Lotte Group founder Shin Kyuk-ho often used to say he dreamt of building a landmark skyscraper that represented the country’s dramatic economic achievement and cultural prosperity -- his vision behind the construction of the tallest building in Korea.
However, according to industry insiders, the 123-story Lotte World Tower was actually built to glorify his own success story -- a self-made man who turned himself into a tycoon of a 90-trillion-won ($74.5 billion) business empire.
Putting his legacy behind, however, the 94-year-old business mogul is being forced to leave the retail-to-construction empire he built 49 years ago. Lotte Confectionery, one of the main pillars of Lotte Group Korea, announced Monday afternoon that it has decided not to rename him as the company’s registered director.
“The company will not reappoint Shin Kyuk-ho as a member of the board of directors as he is not capable of (continuing) management activities,” said Lotte Group Korea, citing his age. “This is a decision made by the board to establish a law-abiding management (structure).”
Lotte Group founder Shin Kyuk-ho (Yonhap)
The decision will be finalized at the shareholders meeting on March 25. Hwang Kak-kyu, a close aide to Lotte chairman Shin Dong-bin, the founder’s younger son, will replace him, they added.
Lotte’s other affiliates, including its hotel, TV home shopping and construction businesses, are likely to follow suit.
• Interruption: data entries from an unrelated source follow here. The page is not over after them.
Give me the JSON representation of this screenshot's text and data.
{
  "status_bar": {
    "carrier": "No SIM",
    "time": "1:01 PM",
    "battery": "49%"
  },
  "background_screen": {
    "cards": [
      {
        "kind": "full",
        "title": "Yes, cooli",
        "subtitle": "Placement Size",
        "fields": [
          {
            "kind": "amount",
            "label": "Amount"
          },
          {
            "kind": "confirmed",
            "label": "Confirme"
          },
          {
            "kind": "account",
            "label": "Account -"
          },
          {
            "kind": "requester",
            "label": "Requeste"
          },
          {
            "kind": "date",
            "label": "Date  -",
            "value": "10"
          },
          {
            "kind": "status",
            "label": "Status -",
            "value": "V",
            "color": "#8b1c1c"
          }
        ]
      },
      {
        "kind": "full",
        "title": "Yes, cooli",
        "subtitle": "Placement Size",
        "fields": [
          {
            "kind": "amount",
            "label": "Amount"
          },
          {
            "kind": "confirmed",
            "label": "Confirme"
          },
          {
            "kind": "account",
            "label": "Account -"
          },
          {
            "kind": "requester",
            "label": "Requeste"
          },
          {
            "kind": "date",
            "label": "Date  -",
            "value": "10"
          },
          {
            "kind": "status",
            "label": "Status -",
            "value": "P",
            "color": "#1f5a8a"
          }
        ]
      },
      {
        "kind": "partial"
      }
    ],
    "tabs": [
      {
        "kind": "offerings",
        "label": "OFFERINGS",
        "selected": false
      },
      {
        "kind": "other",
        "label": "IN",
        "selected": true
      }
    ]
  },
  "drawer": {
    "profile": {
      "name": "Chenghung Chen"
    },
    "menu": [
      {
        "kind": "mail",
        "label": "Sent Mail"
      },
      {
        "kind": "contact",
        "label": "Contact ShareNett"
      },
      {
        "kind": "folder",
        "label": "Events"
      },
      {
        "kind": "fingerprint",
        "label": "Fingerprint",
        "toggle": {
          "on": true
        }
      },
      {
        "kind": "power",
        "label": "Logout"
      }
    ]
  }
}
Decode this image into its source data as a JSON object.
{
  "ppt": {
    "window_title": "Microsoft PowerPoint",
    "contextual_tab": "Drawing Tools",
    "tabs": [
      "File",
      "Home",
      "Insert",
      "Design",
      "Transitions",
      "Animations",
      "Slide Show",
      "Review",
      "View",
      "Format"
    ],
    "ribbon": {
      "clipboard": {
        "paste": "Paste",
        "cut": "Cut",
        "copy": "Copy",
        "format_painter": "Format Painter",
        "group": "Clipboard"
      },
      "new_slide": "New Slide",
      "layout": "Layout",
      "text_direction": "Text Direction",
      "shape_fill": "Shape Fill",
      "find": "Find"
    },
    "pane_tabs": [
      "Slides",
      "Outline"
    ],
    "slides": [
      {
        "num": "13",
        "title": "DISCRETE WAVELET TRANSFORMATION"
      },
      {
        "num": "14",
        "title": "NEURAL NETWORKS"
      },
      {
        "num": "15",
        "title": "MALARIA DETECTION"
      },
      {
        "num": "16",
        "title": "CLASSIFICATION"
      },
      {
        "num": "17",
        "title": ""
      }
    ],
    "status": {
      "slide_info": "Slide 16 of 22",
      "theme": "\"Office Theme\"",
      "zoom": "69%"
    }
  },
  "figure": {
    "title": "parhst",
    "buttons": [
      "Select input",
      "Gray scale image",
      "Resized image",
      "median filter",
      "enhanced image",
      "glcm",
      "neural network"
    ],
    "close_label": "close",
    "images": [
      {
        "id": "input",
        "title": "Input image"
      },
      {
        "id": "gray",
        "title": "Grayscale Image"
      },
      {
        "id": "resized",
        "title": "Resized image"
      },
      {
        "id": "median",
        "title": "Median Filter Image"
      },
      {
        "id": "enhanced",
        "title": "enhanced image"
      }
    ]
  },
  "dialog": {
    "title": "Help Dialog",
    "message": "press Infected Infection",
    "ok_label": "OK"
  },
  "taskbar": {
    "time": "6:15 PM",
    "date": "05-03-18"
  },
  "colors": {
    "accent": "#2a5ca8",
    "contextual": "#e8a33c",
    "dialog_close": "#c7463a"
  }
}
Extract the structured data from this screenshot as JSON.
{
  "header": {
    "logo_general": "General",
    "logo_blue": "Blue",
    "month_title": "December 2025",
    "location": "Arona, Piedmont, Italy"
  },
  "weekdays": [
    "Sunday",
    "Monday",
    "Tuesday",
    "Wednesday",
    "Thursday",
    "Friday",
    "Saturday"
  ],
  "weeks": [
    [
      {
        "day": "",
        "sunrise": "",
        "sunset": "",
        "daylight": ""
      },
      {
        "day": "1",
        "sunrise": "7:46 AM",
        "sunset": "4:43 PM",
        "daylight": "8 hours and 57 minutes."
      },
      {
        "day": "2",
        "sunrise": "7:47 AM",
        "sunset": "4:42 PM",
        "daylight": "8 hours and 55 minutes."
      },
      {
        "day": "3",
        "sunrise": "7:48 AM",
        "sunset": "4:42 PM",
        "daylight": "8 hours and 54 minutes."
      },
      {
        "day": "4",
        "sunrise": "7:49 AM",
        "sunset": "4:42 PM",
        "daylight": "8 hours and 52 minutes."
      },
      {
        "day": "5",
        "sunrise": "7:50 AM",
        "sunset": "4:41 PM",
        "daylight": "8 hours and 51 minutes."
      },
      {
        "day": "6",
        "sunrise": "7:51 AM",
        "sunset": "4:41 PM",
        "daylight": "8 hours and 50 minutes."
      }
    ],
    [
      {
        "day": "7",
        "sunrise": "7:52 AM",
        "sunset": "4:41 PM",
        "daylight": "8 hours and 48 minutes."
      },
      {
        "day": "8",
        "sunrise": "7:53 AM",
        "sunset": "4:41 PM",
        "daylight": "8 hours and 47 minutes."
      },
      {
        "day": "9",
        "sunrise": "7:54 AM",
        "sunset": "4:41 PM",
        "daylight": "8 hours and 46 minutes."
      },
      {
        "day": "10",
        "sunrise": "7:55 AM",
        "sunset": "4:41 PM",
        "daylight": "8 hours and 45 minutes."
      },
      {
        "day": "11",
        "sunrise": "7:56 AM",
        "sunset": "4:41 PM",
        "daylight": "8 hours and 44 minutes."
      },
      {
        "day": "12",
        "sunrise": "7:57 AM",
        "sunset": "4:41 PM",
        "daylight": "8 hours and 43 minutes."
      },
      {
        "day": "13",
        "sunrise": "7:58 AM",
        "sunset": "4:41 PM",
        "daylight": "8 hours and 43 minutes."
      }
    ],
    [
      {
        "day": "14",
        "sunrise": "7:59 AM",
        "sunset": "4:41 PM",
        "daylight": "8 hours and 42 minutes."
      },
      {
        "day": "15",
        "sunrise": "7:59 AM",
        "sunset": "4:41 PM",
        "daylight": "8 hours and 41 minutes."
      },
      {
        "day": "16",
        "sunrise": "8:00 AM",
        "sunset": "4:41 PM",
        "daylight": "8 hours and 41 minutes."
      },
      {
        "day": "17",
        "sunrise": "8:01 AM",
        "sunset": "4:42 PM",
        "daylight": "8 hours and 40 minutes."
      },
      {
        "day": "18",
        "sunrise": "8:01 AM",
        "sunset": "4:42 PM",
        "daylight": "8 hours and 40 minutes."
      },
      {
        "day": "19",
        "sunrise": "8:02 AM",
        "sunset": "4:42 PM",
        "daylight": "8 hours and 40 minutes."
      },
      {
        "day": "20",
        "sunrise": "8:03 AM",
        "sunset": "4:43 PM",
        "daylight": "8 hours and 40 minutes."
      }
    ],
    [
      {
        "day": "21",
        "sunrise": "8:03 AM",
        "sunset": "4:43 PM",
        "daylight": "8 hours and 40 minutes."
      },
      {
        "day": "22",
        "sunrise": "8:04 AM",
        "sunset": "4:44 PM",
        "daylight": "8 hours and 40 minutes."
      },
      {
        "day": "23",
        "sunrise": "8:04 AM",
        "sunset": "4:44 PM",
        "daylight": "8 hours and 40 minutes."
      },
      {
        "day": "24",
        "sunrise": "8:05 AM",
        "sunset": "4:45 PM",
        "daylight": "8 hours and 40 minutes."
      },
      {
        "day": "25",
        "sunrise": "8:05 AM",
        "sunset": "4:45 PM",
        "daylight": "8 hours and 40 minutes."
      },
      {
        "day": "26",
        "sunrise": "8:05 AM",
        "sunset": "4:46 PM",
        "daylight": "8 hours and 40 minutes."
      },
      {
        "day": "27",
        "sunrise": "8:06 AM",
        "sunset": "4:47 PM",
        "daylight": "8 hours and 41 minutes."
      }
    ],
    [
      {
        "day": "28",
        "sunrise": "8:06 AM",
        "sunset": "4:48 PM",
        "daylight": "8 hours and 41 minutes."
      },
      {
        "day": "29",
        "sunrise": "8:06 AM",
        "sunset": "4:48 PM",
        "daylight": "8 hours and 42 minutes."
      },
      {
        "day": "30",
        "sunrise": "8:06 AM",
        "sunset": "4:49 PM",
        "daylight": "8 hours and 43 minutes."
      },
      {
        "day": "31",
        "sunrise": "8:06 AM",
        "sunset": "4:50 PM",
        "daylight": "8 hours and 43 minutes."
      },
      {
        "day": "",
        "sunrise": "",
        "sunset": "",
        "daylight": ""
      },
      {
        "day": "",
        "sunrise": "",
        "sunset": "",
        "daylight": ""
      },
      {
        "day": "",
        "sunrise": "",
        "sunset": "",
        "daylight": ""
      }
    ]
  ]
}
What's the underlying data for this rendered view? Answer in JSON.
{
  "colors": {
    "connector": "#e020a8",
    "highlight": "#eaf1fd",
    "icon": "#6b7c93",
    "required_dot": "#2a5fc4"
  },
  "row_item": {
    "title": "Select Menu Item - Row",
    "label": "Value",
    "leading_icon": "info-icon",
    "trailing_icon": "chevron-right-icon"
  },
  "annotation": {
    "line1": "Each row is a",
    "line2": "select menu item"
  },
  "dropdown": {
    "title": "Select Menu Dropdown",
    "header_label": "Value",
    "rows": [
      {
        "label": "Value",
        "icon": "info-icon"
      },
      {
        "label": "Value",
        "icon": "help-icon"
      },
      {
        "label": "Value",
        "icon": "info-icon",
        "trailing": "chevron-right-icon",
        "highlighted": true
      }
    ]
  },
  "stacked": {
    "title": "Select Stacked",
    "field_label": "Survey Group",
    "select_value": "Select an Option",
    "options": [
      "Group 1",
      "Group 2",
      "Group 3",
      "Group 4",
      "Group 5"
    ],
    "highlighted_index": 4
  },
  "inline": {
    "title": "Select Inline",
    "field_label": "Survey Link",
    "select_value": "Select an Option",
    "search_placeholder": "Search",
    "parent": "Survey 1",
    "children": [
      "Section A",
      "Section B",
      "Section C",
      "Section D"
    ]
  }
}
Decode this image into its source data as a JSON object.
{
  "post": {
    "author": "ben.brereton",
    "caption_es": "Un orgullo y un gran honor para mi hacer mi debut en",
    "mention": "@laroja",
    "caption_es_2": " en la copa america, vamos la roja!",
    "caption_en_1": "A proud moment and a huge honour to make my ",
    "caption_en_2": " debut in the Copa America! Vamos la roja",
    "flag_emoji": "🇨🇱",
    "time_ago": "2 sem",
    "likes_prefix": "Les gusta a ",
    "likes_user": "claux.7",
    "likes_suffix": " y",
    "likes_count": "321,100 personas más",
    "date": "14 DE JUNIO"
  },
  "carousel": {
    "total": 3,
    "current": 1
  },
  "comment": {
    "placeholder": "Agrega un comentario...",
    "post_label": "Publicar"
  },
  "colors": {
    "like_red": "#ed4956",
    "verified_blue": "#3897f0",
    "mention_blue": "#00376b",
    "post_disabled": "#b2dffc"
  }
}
Currently, Shin is a registered board member for seven Lotte affiliates. Starting with Lotte Confectionery this month, Shin will likely be removed from the board of the seven affiliates by August next year, leading to a dishonorable end to his own rags-to-riches success story.
Born in 1922 in southeastern industrial city Ulsan, Shin started a chewing gum business in postwar Japan in 1948 where he enjoyed great success. In 1967, he returned home with capital he raised in Japan and launched a separate confectionery business here. He named the group after Charlotte, the heroine of an 18th century Goethe novel, with the ambition of making a company that would win people’s hearts, like the lovable character in the timeless classic.
In less than half a century, Lotte has become the nation’s fifth-largest conglomerate and owns 74 affiliates in 20 countries. Its annual revenue reached more than 90 trillion won as of 2015.
Shin’s forced, disgraceful departure is in line with a lengthy succession battle between his two sons -- an ugly fraternal war that he, as a father, failed to stop.
His life as a business tycoon was a success. But he has drawn public criticism for holding on to power for too long.
The bitter competition started to surface last year after Shin Dong-joo, the founder’s elder son who once led Lotte Japan, was removed from his post, and Shin Dong-bin, chairman of Lotte Korea, was promoted to co-CEO of Lotte Holdings, the group’s Tokyo-based holding company. Shin Dong-bin appeared to be on course to succeed his father, until he was fired by his father, who backed his elder brother.
Shin Dong-joo, pushing his father’s wheelchair, said he was the legitimate successor named by the founder. But his younger brother ousted him and won control over Lotte Group Korea. Currently, Shin Dong-joo has no foothold in Lotte Group Korea and Japan, apart from the shares he still holds.
The fraternal war is nearing an end as Shin Dong-bin won shareholders’ support to tighten his grip on Lotte’s businesses both in Korea and Japan.
Pushing his father from the board will consolidate Shin Dong-bin’s position as the successor, according to industry sources.
Shin Dong-bin has argued that his father is unable to make reasonable judgments due to mental health problems. A Seoul family court is reviewing a request to pick a legal guardian for the aging founder -- a decision expected to play a crucial role in wiping out both his father’s legacy and influence within the group.
By Cho Chung-un (firstname.lastname@example.org)